IBOutlets are a property that references another object. The reference is archived in the interface builder and is reestablished when the nib is loaded. This allows you to work with your views and subviews inside your Swift code.
All user interface elements can be added as IBOutlet properties to your Swift code by dragging the outlet from the interface builder into your code:
IBActions are similar to IBOutlets, except they are methods that are established when the nib is loaded and are linked to a very specific action.
Inside these actions you can write code that will executed when this action event is sent. For example, the most common one I use is to run code when a button is pressed.
IBActions & IBOutlets are essential to connecting your interface builder work to your code.
One of the biggest benefits of using auto-layout is its ability to build user interfaces for different devices and orientations. The interface builder has some tools built-in to make this process easier.
At the bottom of the interface builder you can see a button that says View As:

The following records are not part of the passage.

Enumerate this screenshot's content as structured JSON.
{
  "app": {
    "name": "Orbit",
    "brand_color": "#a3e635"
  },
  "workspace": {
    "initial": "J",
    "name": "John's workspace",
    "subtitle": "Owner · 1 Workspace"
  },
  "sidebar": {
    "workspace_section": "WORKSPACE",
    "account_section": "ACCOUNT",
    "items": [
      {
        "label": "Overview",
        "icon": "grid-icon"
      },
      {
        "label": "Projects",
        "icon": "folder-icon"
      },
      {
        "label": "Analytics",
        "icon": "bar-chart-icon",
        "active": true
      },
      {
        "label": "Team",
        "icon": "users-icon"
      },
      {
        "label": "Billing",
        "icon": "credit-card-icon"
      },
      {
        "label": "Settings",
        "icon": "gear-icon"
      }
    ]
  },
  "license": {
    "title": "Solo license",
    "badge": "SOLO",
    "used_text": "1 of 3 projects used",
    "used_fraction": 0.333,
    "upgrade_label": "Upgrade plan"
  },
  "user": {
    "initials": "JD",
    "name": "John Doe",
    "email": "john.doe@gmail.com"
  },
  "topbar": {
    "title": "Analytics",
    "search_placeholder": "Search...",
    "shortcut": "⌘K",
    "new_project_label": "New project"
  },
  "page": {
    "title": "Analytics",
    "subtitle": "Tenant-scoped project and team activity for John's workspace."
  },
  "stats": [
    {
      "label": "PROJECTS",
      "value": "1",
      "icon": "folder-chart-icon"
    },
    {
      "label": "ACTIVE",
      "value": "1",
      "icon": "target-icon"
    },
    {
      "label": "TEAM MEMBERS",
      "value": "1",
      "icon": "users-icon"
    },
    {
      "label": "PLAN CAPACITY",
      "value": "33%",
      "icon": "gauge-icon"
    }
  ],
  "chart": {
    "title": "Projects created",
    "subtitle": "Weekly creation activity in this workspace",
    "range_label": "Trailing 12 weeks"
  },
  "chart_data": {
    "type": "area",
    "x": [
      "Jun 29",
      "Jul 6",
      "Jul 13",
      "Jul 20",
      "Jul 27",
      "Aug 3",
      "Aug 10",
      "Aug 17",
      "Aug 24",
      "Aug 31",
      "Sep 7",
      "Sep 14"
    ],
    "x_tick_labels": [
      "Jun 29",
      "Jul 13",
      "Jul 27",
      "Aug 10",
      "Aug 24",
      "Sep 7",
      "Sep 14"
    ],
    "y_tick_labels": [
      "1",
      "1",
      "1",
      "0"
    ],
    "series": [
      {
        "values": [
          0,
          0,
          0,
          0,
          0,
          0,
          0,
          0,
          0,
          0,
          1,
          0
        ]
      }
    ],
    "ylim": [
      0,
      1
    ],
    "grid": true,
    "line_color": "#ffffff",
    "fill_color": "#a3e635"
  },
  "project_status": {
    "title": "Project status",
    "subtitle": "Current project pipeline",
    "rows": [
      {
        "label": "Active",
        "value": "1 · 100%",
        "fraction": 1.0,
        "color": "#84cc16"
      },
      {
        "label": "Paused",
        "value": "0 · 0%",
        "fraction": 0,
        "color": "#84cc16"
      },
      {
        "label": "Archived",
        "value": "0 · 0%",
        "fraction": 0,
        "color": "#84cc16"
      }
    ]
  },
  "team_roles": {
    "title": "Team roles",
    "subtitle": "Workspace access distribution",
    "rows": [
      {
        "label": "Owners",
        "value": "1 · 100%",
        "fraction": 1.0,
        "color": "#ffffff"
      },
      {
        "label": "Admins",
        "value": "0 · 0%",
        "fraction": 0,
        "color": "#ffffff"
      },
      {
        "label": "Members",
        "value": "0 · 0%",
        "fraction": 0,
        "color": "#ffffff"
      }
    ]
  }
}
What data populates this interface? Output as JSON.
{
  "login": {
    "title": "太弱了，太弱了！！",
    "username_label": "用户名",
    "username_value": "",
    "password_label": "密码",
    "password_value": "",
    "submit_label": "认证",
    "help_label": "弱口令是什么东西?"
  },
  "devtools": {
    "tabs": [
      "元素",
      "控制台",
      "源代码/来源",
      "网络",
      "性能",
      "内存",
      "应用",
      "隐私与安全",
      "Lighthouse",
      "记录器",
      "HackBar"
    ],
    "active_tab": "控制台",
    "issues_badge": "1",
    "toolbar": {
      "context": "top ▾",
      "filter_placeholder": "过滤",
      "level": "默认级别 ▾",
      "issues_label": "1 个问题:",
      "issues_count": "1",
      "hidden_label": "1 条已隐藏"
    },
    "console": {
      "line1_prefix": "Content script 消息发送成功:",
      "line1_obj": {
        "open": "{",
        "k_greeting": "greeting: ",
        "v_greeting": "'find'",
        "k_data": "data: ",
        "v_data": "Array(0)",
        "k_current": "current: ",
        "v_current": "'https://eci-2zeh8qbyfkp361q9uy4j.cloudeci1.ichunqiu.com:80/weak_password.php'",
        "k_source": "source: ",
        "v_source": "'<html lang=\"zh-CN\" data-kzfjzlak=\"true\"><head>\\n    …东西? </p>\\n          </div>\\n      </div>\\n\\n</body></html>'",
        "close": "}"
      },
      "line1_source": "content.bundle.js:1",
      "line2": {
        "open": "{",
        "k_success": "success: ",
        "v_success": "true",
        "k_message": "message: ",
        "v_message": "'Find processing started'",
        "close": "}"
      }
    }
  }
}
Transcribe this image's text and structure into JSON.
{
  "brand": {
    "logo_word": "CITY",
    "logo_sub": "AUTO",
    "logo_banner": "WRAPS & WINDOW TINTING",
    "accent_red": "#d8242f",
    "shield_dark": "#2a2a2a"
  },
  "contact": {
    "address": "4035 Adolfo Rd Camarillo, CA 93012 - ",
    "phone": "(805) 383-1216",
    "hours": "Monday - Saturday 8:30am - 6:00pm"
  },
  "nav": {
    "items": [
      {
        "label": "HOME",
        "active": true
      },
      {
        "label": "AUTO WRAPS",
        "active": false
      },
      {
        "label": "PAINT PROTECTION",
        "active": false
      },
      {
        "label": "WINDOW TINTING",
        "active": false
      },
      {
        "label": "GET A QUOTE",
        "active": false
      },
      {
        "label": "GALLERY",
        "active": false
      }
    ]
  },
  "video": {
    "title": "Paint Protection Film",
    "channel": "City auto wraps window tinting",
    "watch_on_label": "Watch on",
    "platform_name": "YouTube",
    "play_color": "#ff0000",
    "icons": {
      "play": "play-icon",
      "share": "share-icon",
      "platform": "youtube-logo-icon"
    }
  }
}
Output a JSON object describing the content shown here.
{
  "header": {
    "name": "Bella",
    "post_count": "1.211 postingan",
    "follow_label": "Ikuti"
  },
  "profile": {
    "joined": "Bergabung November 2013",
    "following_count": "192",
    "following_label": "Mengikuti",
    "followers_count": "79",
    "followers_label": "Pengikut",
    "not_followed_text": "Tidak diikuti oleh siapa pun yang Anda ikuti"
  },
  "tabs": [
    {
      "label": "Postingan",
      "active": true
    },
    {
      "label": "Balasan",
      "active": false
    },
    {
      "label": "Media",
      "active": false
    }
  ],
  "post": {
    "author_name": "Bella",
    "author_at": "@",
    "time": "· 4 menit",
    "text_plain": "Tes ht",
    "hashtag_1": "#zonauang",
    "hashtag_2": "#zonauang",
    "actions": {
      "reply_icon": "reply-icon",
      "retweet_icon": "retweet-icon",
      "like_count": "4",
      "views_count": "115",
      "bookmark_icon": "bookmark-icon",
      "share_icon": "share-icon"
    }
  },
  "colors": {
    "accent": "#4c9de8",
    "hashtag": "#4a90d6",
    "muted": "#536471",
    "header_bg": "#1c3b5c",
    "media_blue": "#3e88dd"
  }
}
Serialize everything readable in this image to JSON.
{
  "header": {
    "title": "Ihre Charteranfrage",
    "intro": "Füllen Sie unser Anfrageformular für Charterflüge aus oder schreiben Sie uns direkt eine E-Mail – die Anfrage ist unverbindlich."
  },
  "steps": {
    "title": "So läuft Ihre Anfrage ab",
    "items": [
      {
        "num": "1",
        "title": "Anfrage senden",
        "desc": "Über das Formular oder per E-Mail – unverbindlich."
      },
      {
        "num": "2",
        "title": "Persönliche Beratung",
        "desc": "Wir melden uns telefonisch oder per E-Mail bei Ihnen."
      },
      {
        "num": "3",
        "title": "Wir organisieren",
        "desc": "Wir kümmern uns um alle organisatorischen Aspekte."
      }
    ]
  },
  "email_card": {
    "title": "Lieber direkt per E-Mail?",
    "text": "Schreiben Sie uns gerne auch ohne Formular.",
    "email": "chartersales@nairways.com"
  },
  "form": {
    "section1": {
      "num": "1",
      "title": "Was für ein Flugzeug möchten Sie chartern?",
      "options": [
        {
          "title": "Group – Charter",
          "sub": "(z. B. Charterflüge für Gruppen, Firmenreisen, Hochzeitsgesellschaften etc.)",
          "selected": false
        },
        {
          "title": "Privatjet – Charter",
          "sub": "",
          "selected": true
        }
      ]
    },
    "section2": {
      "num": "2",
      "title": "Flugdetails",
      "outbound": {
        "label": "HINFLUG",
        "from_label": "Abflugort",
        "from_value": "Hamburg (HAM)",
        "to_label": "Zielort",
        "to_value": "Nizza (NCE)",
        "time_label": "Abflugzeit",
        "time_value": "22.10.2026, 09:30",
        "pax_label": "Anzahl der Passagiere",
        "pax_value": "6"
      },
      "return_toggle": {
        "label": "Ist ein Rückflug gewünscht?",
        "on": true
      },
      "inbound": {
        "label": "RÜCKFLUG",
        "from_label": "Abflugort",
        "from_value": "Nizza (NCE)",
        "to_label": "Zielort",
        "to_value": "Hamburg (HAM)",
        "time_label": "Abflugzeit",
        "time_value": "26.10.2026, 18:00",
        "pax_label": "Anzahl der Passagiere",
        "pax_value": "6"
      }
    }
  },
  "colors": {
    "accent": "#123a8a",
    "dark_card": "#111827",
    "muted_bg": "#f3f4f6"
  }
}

This will open up options for previewing your user interface with different screen sizes and orientations to choose from:
By clicking different devices and orientation you can preview your design live in Xcode. This helps you edit your user interface without having to load it into a real device or a simulator.
This an essential part of developing user interfaces in Xcode. It’s important to make sure your app works properly on different devices.
Should I use the interface builder or only code? I recommend using both the interface builder and code to for your app. Most screens can be built incredibly quickly using the interface builder. It’s an extremely powerful tool you should learn as it will save you time. For transitions between screens or adding specific subviews, I recommend using code in order to keep each screen more modular.
Should I use storyboards? I don’t recommend you use storyboards.